“It’s not enough for candidates to say they support” the gun law, Ulman said at an event organized by Marylanders to Prevent Gun Violence and the NAACP to mark the one-year anniversary of its enactment. “We will make sure it is enforced.”

The law has been upheld in court challenges so far, but an appeal is pending in the U.S. Court of Appeals for the 4th Circuit. Advocates on both sides have said they are willing to pursue the case all the way to the Supreme Court.

The legal battle has become a central issue in the race to succeed outgoing state Attorney General Douglas F. Gansler (D), with state Sen. Brian E. Frosh (Montgomery) — the Democratic nominee and primary architect of the legislation — a strong backer of the law, and Republican nominee Jeffrey N. Pritzker saying he believes it should be struck down.

“I will especially relish the opportunity to defend the law,” Frosh, who attended the event in Columbia, said in an interview.

Vincent DeMarco, president of Marylanders to Prevent Gun Violence, told the activists that the law “is going to save Maryland lives.” The event took place in downtown Columbia, close to the shopping mall where Aguilar killed two store clerks in January and fired on mall patrons, injuring one, before killing himself.

Gun rights advocates have challenged the provisions of the law that ban more than 45 models of assault-style firearms, including the popular AR-15, and clips that hold more than 10 bullets. Both restrictions, advocates say, run afoul of the Second Amendment.

A group of Maryland gun dealers and clubs sued to block implementation of those provisions but was denied. The plaintiffs later sued in federal court.
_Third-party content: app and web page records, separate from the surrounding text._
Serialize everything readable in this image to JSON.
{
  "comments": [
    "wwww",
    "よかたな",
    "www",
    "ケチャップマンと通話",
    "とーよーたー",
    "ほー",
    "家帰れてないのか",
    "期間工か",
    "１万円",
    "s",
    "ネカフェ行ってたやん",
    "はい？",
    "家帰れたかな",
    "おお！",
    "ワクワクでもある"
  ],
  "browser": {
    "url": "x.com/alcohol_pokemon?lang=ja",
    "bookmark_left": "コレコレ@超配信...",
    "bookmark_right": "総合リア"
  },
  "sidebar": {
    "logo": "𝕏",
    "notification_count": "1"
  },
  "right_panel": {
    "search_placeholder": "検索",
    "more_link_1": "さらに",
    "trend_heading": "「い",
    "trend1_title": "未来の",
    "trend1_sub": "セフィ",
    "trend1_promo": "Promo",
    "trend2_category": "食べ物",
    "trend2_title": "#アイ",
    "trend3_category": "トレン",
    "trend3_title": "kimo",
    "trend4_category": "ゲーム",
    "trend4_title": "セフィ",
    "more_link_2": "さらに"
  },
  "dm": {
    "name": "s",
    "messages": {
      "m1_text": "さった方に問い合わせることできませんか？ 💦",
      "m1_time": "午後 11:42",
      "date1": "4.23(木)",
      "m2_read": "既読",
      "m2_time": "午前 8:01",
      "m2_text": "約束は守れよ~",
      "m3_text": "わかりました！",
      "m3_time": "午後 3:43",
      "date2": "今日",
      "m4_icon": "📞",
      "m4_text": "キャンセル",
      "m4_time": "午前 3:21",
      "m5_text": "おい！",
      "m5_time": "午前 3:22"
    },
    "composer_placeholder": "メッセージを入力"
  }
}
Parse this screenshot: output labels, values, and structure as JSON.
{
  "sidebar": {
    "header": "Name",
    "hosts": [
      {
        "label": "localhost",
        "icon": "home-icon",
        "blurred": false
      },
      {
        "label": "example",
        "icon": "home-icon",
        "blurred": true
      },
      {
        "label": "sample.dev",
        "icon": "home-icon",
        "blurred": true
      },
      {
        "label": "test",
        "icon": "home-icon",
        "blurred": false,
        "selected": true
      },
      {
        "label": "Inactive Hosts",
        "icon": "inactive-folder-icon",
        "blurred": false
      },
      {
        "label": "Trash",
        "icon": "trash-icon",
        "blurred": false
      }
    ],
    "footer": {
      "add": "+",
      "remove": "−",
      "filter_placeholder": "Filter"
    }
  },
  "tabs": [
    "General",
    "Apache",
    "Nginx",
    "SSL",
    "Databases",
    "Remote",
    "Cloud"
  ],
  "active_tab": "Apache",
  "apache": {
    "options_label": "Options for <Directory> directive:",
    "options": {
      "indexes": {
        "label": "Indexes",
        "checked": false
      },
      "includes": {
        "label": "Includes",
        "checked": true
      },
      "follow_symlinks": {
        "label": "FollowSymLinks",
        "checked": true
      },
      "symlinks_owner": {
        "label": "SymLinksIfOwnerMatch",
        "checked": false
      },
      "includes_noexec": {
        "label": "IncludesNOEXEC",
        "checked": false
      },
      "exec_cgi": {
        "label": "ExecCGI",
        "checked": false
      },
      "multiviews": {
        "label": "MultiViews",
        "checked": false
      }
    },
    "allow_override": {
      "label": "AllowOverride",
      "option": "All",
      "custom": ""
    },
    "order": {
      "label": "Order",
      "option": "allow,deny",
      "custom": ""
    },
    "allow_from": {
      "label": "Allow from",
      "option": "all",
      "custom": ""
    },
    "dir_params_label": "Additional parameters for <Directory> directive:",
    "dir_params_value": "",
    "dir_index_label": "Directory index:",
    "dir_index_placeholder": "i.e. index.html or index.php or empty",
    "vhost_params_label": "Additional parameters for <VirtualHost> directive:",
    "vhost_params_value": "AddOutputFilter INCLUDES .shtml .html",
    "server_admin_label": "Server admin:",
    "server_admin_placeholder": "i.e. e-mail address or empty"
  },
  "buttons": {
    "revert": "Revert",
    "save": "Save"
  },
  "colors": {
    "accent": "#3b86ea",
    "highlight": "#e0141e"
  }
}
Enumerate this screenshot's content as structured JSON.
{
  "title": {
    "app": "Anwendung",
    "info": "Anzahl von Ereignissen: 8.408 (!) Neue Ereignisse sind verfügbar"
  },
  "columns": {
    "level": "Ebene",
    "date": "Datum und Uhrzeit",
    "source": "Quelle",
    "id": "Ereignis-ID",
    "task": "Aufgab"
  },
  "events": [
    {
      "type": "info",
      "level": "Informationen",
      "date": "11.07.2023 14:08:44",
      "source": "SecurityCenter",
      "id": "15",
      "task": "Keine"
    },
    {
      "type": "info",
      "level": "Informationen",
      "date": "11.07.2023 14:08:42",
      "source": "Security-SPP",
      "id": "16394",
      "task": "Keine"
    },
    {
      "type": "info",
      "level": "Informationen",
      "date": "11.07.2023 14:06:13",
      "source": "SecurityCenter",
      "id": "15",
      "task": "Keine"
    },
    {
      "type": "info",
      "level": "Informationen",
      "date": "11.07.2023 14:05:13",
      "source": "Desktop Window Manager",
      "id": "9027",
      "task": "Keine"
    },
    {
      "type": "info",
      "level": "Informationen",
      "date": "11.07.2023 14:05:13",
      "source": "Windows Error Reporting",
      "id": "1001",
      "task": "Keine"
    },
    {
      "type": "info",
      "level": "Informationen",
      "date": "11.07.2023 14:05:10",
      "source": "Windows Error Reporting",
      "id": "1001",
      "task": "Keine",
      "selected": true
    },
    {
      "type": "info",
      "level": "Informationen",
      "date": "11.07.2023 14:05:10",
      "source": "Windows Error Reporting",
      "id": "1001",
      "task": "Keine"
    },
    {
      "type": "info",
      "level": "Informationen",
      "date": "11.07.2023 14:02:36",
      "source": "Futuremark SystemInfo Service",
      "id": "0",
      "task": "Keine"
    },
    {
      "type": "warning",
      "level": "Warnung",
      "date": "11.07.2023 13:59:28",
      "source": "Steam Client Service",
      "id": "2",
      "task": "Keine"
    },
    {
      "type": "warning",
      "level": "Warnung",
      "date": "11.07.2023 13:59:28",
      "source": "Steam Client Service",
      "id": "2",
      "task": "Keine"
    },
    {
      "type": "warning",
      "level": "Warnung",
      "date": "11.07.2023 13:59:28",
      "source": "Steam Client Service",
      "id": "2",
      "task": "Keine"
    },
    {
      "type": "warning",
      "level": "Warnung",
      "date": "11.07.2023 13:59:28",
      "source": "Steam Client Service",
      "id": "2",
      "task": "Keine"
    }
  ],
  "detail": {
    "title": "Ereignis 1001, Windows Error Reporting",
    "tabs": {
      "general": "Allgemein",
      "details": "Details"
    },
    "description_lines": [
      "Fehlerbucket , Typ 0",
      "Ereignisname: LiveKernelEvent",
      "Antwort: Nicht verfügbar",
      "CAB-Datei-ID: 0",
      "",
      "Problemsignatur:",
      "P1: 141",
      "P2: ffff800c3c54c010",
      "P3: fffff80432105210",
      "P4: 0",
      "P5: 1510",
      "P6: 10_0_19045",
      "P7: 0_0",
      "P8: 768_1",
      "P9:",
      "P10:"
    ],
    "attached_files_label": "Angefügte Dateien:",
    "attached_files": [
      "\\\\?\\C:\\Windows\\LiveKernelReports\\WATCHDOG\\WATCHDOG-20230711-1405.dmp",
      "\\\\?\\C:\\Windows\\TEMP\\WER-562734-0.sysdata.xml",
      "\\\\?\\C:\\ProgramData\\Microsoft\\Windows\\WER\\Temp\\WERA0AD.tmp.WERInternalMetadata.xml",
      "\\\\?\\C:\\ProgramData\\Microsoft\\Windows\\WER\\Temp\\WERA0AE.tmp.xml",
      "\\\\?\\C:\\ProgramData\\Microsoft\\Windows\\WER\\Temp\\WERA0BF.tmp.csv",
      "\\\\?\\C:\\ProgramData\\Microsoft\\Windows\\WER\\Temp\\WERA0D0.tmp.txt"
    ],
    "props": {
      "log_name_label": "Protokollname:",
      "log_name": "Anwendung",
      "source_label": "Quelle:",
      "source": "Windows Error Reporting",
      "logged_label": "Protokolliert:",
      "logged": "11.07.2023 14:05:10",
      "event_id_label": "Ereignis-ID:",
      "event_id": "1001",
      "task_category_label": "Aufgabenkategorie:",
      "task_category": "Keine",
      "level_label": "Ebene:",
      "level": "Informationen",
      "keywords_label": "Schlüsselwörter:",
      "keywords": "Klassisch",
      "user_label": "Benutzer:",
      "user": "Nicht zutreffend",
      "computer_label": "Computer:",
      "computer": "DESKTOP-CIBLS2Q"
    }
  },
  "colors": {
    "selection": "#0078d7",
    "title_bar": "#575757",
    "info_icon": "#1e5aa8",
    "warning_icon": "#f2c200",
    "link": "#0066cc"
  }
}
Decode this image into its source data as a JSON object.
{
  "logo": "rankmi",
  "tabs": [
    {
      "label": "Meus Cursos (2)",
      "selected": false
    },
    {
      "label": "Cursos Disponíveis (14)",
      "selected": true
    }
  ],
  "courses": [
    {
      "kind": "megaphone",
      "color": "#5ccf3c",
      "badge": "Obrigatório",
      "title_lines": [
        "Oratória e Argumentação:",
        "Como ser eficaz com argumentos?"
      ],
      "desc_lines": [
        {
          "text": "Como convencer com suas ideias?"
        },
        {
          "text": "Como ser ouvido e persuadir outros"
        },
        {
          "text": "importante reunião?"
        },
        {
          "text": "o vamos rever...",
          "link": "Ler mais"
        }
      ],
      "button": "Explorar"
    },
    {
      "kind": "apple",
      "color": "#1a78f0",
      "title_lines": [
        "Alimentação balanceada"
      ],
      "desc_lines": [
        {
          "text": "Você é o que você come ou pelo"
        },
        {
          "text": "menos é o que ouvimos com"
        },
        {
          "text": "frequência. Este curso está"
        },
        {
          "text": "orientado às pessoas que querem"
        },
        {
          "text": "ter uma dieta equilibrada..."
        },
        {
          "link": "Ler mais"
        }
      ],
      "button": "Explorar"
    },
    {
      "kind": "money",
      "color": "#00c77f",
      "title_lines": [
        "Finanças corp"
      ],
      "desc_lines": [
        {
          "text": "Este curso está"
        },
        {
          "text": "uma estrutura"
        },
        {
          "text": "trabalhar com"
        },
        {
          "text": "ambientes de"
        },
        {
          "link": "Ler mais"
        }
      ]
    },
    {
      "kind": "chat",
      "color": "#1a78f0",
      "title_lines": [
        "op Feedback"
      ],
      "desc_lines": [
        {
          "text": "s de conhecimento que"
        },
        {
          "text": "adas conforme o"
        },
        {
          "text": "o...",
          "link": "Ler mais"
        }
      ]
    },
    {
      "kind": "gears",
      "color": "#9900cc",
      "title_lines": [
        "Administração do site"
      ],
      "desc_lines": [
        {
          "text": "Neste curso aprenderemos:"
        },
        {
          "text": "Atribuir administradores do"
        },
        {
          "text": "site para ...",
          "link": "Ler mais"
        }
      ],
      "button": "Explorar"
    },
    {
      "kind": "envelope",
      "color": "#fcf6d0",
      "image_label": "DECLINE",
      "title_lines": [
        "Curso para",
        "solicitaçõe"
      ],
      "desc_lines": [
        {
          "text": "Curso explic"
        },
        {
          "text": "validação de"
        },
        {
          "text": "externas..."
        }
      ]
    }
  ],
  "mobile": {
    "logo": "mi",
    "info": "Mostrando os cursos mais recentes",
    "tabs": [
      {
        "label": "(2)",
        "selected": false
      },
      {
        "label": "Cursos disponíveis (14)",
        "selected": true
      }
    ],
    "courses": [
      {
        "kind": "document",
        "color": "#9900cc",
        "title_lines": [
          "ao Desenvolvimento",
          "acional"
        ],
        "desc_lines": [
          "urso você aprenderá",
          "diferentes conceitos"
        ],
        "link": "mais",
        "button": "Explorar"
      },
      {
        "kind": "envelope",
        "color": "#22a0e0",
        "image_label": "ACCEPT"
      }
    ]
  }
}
In August, U.S. District Judge Catherine C. Blake upheld the law’s constitutionality, ruling that the measure serves the government’s public safety interests without imposing an undue burden on law-abiding gun owners. That ruling is being appealed.

Frosh, the longtime chair of the state Senate Judicial Proceedings Committee, was instrumental in crafting and passing the legislation, one of the most stringent gun-control measures in the country.

Federal judges in New York and Connecticut have upheld similar bans.

The law gives Maryland State Police the authority to regulate rogue gun dealers and license all gun buyers. Purchasers must undergo four hours of safety training and pass a $50 fingerprint background check, which Frosh said will help tamp down on “straw purchases” of guns and keep legally purchased guns out of criminals’ hands.

“I look forward to enforcing it,” Frosh said.

The law also makes it more difficult for an individual who has been involuntarily committed as a result of mental illness to purchase a gun.

Pritzker, who did not attend the event in Columbia, said in an interview that he believes the law should be struck down.

“The language is arbitrary and capricious,” he said. “And I hope that these are brought forward to the Supreme Court.”